The funny thing here is that I have never seen dak doritang on the menu of any of the more established Korean restaurants.  This, in itself, is something I find odd because similarly rustic stews such as sundubu jjigae (tofu and shellfish stew) and samgyetang (Cornish game hen or poussin boiled with ginseng and jujubes) are common offerings.  Then again, I’ve not seen budae jjigae (literally: army-base stew; deli meats like luncheon meat and sausages boiled in a chili-laced pork stock) on the menus of local Korean restaurants, either.

Korean House’s dak doritang features a rich, tomatoey gravy made spicy by the addition of kochujang and dried red pepper flakes.  The chicken seems to fall off the bones when prodded with the tips of one’s chopsticks or a fork and are richly flavored, almost gamy and more like quail or pigeon (!) than chicken.  The potatoes are tender while the onions still have a bit of a crunch to them and are rather sweet.  The gravy is a bit on the sweet side with a hint of smoky nuttiness from the addition of toasted sesame seeds; any leftover gravy should be slopped over one’s rice and consumed with completely blissful impunity.

If you love afritada (the local version of chicken stewed in tomato sauce with carrots and potatoes), this is one spin on it that you definitely must try.

In Which the Blogger Turns Another Year Older…

Fancy a slice – or two – of cake?

The last time the Year of the Dragon rolled ’round, I turned twenty-four amidst the hustle and bustle of the scene I found myself in at the time.  I was between jobs, taking a stab at freelancing, and had just made a foray into the local animation biz (as a scriptwriter and story developer; I cannot, alas, draw for the proverbial toffee).  It was, alas, not the easiest year for me.  I won’t go into the details, anymore, as some memories remain painful, but suffice it to say that I found myself disillusioned with what I was doing at the time.  And, for a few years, I felt that I was adrift and alone.

Fast-forward to 2012, yet another Dragon year.  I turned 36 today – not a bad age to be, perhaps a bit long in the tooth now, probably (!) a little wiser than that green girl I was a dozen years ago.  That girl baked the driest cinnamon buns, rock-hard foccacia, and had a tendency to burn and cut herself in the kitchen.  While I still burn or cut myself occasionally in the process of cooking, I take pride in saying that at least my cooking is a whole lot better than it used to be.  Plus, my repertoire of recipes has expanded considerably over the years.

Admittedly, I still suffer from bouts of depression – this, I think, will always be a given.  I am only human, after all, and some wounds will – alas! – never heal completely and have left dreadful scars and horrible memories.  But, I can cope.  I’ll manage.  I have people who love me and who believe in my talents.  I have faith, even if I seem to be on the verge of giving up at times.

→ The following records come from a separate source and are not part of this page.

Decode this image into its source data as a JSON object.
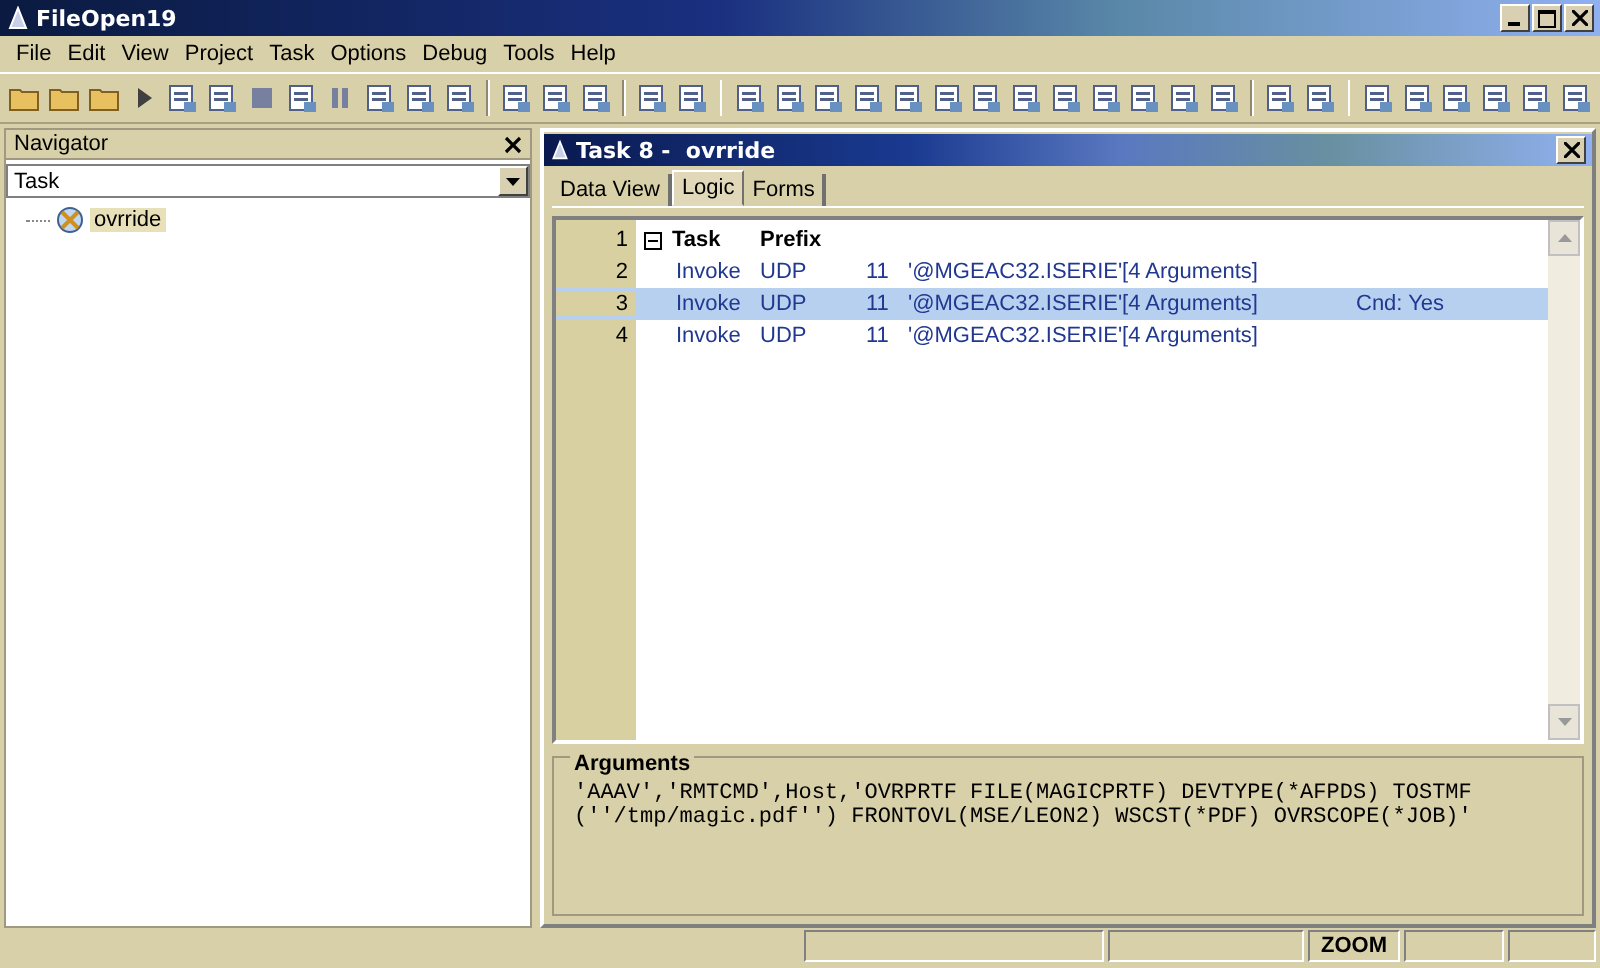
{
  "window": {
    "title": "FileOpen19"
  },
  "menu": [
    "File",
    "Edit",
    "View",
    "Project",
    "Task",
    "Options",
    "Debug",
    "Tools",
    "Help"
  ],
  "navigator": {
    "title": "Navigator",
    "combo_value": "Task",
    "tree": [
      {
        "label": "ovrride",
        "selected": true
      }
    ]
  },
  "task_window": {
    "title": "Task 8 -  ovrride",
    "tabs": [
      {
        "label": "Data View",
        "selected": false
      },
      {
        "label": "Logic",
        "selected": true
      },
      {
        "label": "Forms",
        "selected": false
      }
    ],
    "rows": [
      {
        "num": "1",
        "kind": "header",
        "expanded": true,
        "selected": false,
        "cells": [
          "Task",
          "Prefix"
        ]
      },
      {
        "num": "2",
        "kind": "line",
        "selected": false,
        "cells": [
          "Invoke",
          "UDP",
          "11",
          "'@MGEAC32.ISERIE'[4 Arguments]"
        ]
      },
      {
        "num": "3",
        "kind": "line",
        "selected": true,
        "cells": [
          "Invoke",
          "UDP",
          "11",
          "'@MGEAC32.ISERIE'[4 Arguments]",
          "Cnd: Yes"
        ]
      },
      {
        "num": "4",
        "kind": "line",
        "selected": false,
        "cells": [
          "Invoke",
          "UDP",
          "11",
          "'@MGEAC32.ISERIE'[4 Arguments]"
        ]
      }
    ],
    "arguments": {
      "title": "Arguments",
      "lines": [
        "'AAAV','RMTCMD',Host,'OVRPRTF FILE(MAGICPRTF) DEVTYPE(*AFPDS) TOSTMF",
        "(''/tmp/magic.pdf'') FRONTOVL(MSE/LEON2) WSCST(*PDF) OVRSCOPE(*JOB)'"
      ]
    }
  },
  "status_bar": {
    "indicator": "ZOOM"
  }
}
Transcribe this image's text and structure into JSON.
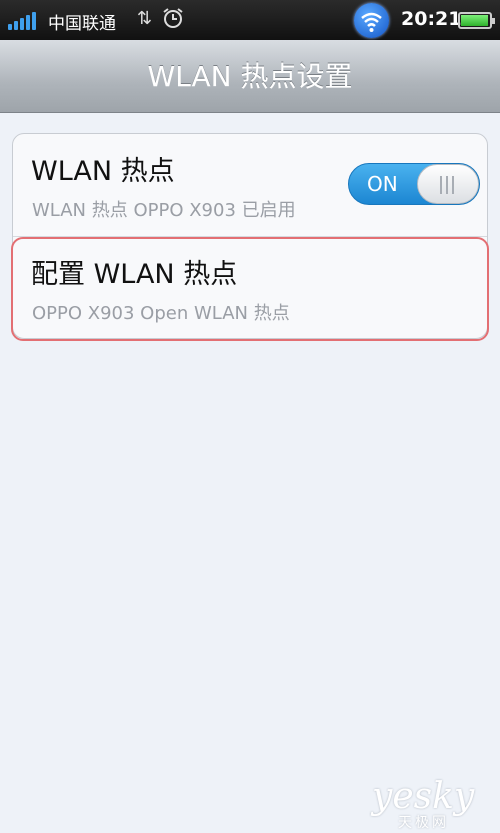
{
  "status_bar": {
    "carrier": "中国联通",
    "time": "20:21",
    "battery_level": 0.95,
    "signal_bars": 5,
    "icons": [
      "signal-icon",
      "usb-debug-icon",
      "alarm-icon",
      "wifi-hotspot-icon",
      "battery-icon"
    ]
  },
  "title_bar": {
    "title": "WLAN 热点设置"
  },
  "settings": {
    "hotspot": {
      "title": "WLAN 热点",
      "subtitle": "WLAN 热点 OPPO X903 已启用",
      "toggle_label": "ON",
      "toggle_on": true
    },
    "configure": {
      "title": "配置 WLAN 热点",
      "subtitle": "OPPO X903 Open WLAN 热点"
    }
  },
  "watermark": {
    "brand": "yesky",
    "sub": "天极网"
  },
  "colors": {
    "accent": "#1c86d2",
    "highlight": "#e36f73",
    "background": "#eef2f8"
  }
}
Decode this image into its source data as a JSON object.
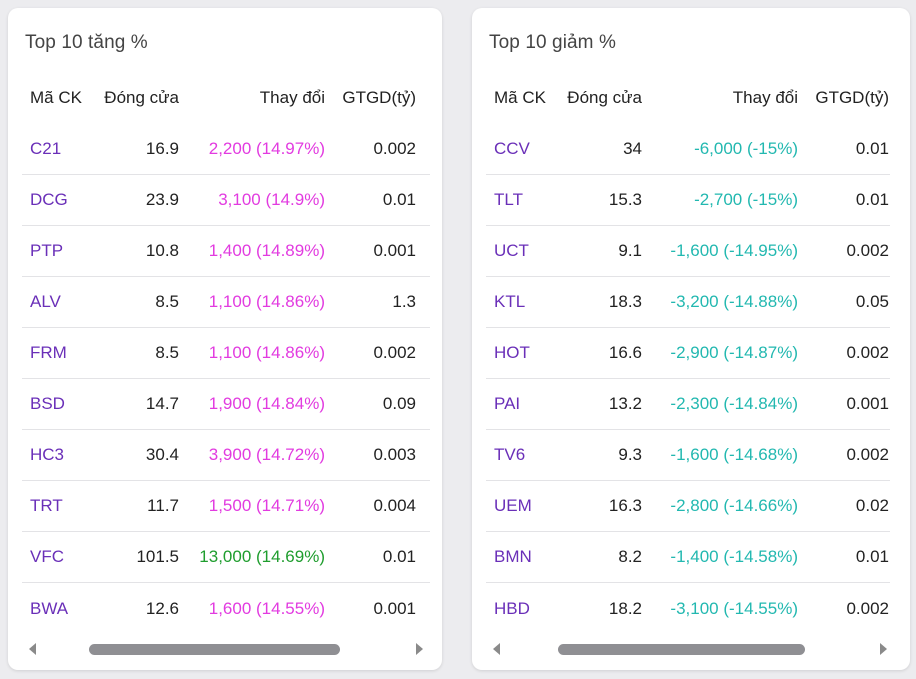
{
  "gainers": {
    "title": "Top 10 tăng %",
    "columns": [
      "Mã CK",
      "Đóng cửa",
      "Thay đổi",
      "GTGD(tỷ)"
    ],
    "rows": [
      {
        "symbol": "C21",
        "close": "16.9",
        "change": "2,200 (14.97%)",
        "value": "0.002",
        "tone": "up"
      },
      {
        "symbol": "DCG",
        "close": "23.9",
        "change": "3,100 (14.9%)",
        "value": "0.01",
        "tone": "up"
      },
      {
        "symbol": "PTP",
        "close": "10.8",
        "change": "1,400 (14.89%)",
        "value": "0.001",
        "tone": "up"
      },
      {
        "symbol": "ALV",
        "close": "8.5",
        "change": "1,100 (14.86%)",
        "value": "1.3",
        "tone": "up"
      },
      {
        "symbol": "FRM",
        "close": "8.5",
        "change": "1,100 (14.86%)",
        "value": "0.002",
        "tone": "up"
      },
      {
        "symbol": "BSD",
        "close": "14.7",
        "change": "1,900 (14.84%)",
        "value": "0.09",
        "tone": "up"
      },
      {
        "symbol": "HC3",
        "close": "30.4",
        "change": "3,900 (14.72%)",
        "value": "0.003",
        "tone": "up"
      },
      {
        "symbol": "TRT",
        "close": "11.7",
        "change": "1,500 (14.71%)",
        "value": "0.004",
        "tone": "up"
      },
      {
        "symbol": "VFC",
        "close": "101.5",
        "change": "13,000 (14.69%)",
        "value": "0.01",
        "tone": "ceil"
      },
      {
        "symbol": "BWA",
        "close": "12.6",
        "change": "1,600 (14.55%)",
        "value": "0.001",
        "tone": "up"
      }
    ]
  },
  "losers": {
    "title": "Top 10 giảm %",
    "columns": [
      "Mã CK",
      "Đóng cửa",
      "Thay đổi",
      "GTGD(tỷ)"
    ],
    "rows": [
      {
        "symbol": "CCV",
        "close": "34",
        "change": "-6,000 (-15%)",
        "value": "0.01",
        "tone": "down"
      },
      {
        "symbol": "TLT",
        "close": "15.3",
        "change": "-2,700 (-15%)",
        "value": "0.01",
        "tone": "down"
      },
      {
        "symbol": "UCT",
        "close": "9.1",
        "change": "-1,600 (-14.95%)",
        "value": "0.002",
        "tone": "down"
      },
      {
        "symbol": "KTL",
        "close": "18.3",
        "change": "-3,200 (-14.88%)",
        "value": "0.05",
        "tone": "down"
      },
      {
        "symbol": "HOT",
        "close": "16.6",
        "change": "-2,900 (-14.87%)",
        "value": "0.002",
        "tone": "down"
      },
      {
        "symbol": "PAI",
        "close": "13.2",
        "change": "-2,300 (-14.84%)",
        "value": "0.001",
        "tone": "down"
      },
      {
        "symbol": "TV6",
        "close": "9.3",
        "change": "-1,600 (-14.68%)",
        "value": "0.002",
        "tone": "down"
      },
      {
        "symbol": "UEM",
        "close": "16.3",
        "change": "-2,800 (-14.66%)",
        "value": "0.02",
        "tone": "down"
      },
      {
        "symbol": "BMN",
        "close": "8.2",
        "change": "-1,400 (-14.58%)",
        "value": "0.01",
        "tone": "down"
      },
      {
        "symbol": "HBD",
        "close": "18.2",
        "change": "-3,100 (-14.55%)",
        "value": "0.002",
        "tone": "down"
      }
    ]
  },
  "colors": {
    "symbol": "#6a2fb8",
    "up": "#e23be0",
    "ceil": "#1f9d2e",
    "down": "#22b8b0"
  },
  "icons": {
    "scroll_left": "caret-left-icon",
    "scroll_right": "caret-right-icon"
  }
}
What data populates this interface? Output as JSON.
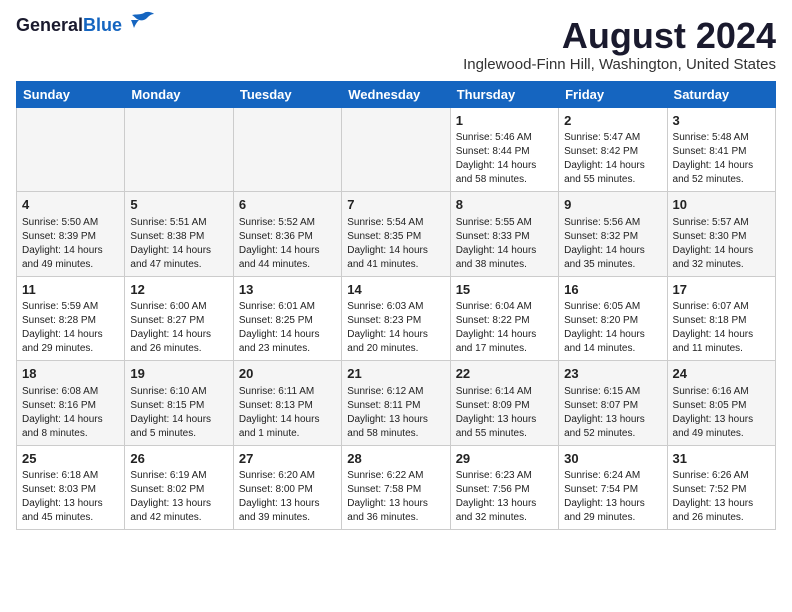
{
  "logo": {
    "line1": "General",
    "line2": "Blue"
  },
  "title": "August 2024",
  "location": "Inglewood-Finn Hill, Washington, United States",
  "weekdays": [
    "Sunday",
    "Monday",
    "Tuesday",
    "Wednesday",
    "Thursday",
    "Friday",
    "Saturday"
  ],
  "weeks": [
    [
      {
        "day": "",
        "info": ""
      },
      {
        "day": "",
        "info": ""
      },
      {
        "day": "",
        "info": ""
      },
      {
        "day": "",
        "info": ""
      },
      {
        "day": "1",
        "info": "Sunrise: 5:46 AM\nSunset: 8:44 PM\nDaylight: 14 hours\nand 58 minutes."
      },
      {
        "day": "2",
        "info": "Sunrise: 5:47 AM\nSunset: 8:42 PM\nDaylight: 14 hours\nand 55 minutes."
      },
      {
        "day": "3",
        "info": "Sunrise: 5:48 AM\nSunset: 8:41 PM\nDaylight: 14 hours\nand 52 minutes."
      }
    ],
    [
      {
        "day": "4",
        "info": "Sunrise: 5:50 AM\nSunset: 8:39 PM\nDaylight: 14 hours\nand 49 minutes."
      },
      {
        "day": "5",
        "info": "Sunrise: 5:51 AM\nSunset: 8:38 PM\nDaylight: 14 hours\nand 47 minutes."
      },
      {
        "day": "6",
        "info": "Sunrise: 5:52 AM\nSunset: 8:36 PM\nDaylight: 14 hours\nand 44 minutes."
      },
      {
        "day": "7",
        "info": "Sunrise: 5:54 AM\nSunset: 8:35 PM\nDaylight: 14 hours\nand 41 minutes."
      },
      {
        "day": "8",
        "info": "Sunrise: 5:55 AM\nSunset: 8:33 PM\nDaylight: 14 hours\nand 38 minutes."
      },
      {
        "day": "9",
        "info": "Sunrise: 5:56 AM\nSunset: 8:32 PM\nDaylight: 14 hours\nand 35 minutes."
      },
      {
        "day": "10",
        "info": "Sunrise: 5:57 AM\nSunset: 8:30 PM\nDaylight: 14 hours\nand 32 minutes."
      }
    ],
    [
      {
        "day": "11",
        "info": "Sunrise: 5:59 AM\nSunset: 8:28 PM\nDaylight: 14 hours\nand 29 minutes."
      },
      {
        "day": "12",
        "info": "Sunrise: 6:00 AM\nSunset: 8:27 PM\nDaylight: 14 hours\nand 26 minutes."
      },
      {
        "day": "13",
        "info": "Sunrise: 6:01 AM\nSunset: 8:25 PM\nDaylight: 14 hours\nand 23 minutes."
      },
      {
        "day": "14",
        "info": "Sunrise: 6:03 AM\nSunset: 8:23 PM\nDaylight: 14 hours\nand 20 minutes."
      },
      {
        "day": "15",
        "info": "Sunrise: 6:04 AM\nSunset: 8:22 PM\nDaylight: 14 hours\nand 17 minutes."
      },
      {
        "day": "16",
        "info": "Sunrise: 6:05 AM\nSunset: 8:20 PM\nDaylight: 14 hours\nand 14 minutes."
      },
      {
        "day": "17",
        "info": "Sunrise: 6:07 AM\nSunset: 8:18 PM\nDaylight: 14 hours\nand 11 minutes."
      }
    ],
    [
      {
        "day": "18",
        "info": "Sunrise: 6:08 AM\nSunset: 8:16 PM\nDaylight: 14 hours\nand 8 minutes."
      },
      {
        "day": "19",
        "info": "Sunrise: 6:10 AM\nSunset: 8:15 PM\nDaylight: 14 hours\nand 5 minutes."
      },
      {
        "day": "20",
        "info": "Sunrise: 6:11 AM\nSunset: 8:13 PM\nDaylight: 14 hours\nand 1 minute."
      },
      {
        "day": "21",
        "info": "Sunrise: 6:12 AM\nSunset: 8:11 PM\nDaylight: 13 hours\nand 58 minutes."
      },
      {
        "day": "22",
        "info": "Sunrise: 6:14 AM\nSunset: 8:09 PM\nDaylight: 13 hours\nand 55 minutes."
      },
      {
        "day": "23",
        "info": "Sunrise: 6:15 AM\nSunset: 8:07 PM\nDaylight: 13 hours\nand 52 minutes."
      },
      {
        "day": "24",
        "info": "Sunrise: 6:16 AM\nSunset: 8:05 PM\nDaylight: 13 hours\nand 49 minutes."
      }
    ],
    [
      {
        "day": "25",
        "info": "Sunrise: 6:18 AM\nSunset: 8:03 PM\nDaylight: 13 hours\nand 45 minutes."
      },
      {
        "day": "26",
        "info": "Sunrise: 6:19 AM\nSunset: 8:02 PM\nDaylight: 13 hours\nand 42 minutes."
      },
      {
        "day": "27",
        "info": "Sunrise: 6:20 AM\nSunset: 8:00 PM\nDaylight: 13 hours\nand 39 minutes."
      },
      {
        "day": "28",
        "info": "Sunrise: 6:22 AM\nSunset: 7:58 PM\nDaylight: 13 hours\nand 36 minutes."
      },
      {
        "day": "29",
        "info": "Sunrise: 6:23 AM\nSunset: 7:56 PM\nDaylight: 13 hours\nand 32 minutes."
      },
      {
        "day": "30",
        "info": "Sunrise: 6:24 AM\nSunset: 7:54 PM\nDaylight: 13 hours\nand 29 minutes."
      },
      {
        "day": "31",
        "info": "Sunrise: 6:26 AM\nSunset: 7:52 PM\nDaylight: 13 hours\nand 26 minutes."
      }
    ]
  ]
}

And, who knows?  Things can only get better from here on out.

In Which We Have a Dish for the SERIOUSLY Indecisive…

Pizza AND pasta?!?

Are you one of those people who like pizza and pasta and usually end up dithering whenever they appear on a menu at the same time?  Sbarro has the dish for you.

This is one of those stuffed pizzas which pretty much has everything in it – literally.  In this case, it has Sbarro’s popular baked ziti Bolognese baked into a thinnish pizza crust.  It’s pretty good: a rich tomato ragu enrobes the al dente pasta, chunks of bulk Italian sausage are evenly scattered throughout the dish, and there’s a proper amount of cheese and herbs dusted over the top.

If this doesn’t satisfy your double-cravings, I doubt if anything will.  :p